» **WHAT YOU NEED TO DO**
Would you filter the listing below so that only lines with the word "text" remain?

--

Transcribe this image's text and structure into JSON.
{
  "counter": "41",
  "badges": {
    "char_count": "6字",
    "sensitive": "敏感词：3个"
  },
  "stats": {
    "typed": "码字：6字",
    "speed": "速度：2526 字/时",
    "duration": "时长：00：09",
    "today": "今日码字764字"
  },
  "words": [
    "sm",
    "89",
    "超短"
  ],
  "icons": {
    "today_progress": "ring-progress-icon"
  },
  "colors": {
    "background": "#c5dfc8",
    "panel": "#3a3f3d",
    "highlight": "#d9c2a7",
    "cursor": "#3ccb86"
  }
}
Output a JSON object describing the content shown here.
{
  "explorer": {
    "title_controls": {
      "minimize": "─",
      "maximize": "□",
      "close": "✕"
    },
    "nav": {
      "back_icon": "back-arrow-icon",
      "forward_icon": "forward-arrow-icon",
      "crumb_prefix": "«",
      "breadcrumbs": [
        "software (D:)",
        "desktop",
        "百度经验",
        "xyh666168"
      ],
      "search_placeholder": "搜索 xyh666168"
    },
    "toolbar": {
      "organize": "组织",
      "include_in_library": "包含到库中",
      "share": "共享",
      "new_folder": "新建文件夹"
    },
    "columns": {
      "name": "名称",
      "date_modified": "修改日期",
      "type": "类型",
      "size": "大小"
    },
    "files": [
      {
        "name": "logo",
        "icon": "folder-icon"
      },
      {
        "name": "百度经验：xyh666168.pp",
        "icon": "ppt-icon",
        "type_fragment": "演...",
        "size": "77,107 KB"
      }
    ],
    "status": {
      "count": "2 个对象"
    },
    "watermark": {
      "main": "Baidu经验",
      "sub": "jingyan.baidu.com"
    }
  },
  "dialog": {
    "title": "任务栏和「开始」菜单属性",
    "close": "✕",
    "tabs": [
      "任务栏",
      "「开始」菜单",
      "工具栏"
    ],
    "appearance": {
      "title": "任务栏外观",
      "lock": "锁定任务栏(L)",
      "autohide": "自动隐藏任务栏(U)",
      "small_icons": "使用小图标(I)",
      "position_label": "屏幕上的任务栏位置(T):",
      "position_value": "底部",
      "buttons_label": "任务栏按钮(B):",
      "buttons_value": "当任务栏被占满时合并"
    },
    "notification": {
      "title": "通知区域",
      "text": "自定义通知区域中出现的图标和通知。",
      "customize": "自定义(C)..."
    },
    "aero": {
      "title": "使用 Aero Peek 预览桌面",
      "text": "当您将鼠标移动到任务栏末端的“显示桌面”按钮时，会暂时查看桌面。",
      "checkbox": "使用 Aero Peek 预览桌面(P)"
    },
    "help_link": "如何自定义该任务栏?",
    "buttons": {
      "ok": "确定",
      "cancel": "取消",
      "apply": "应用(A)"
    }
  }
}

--

» **ANSWER TO THE PROBLEM**
Transcribe this image's text and structure into JSON.
      "text": "自定义通知区域中出现的图标和通知。",
      "text": "当您将鼠标移动到任务栏末端的“显示桌面”按钮时，会暂时查看桌面。",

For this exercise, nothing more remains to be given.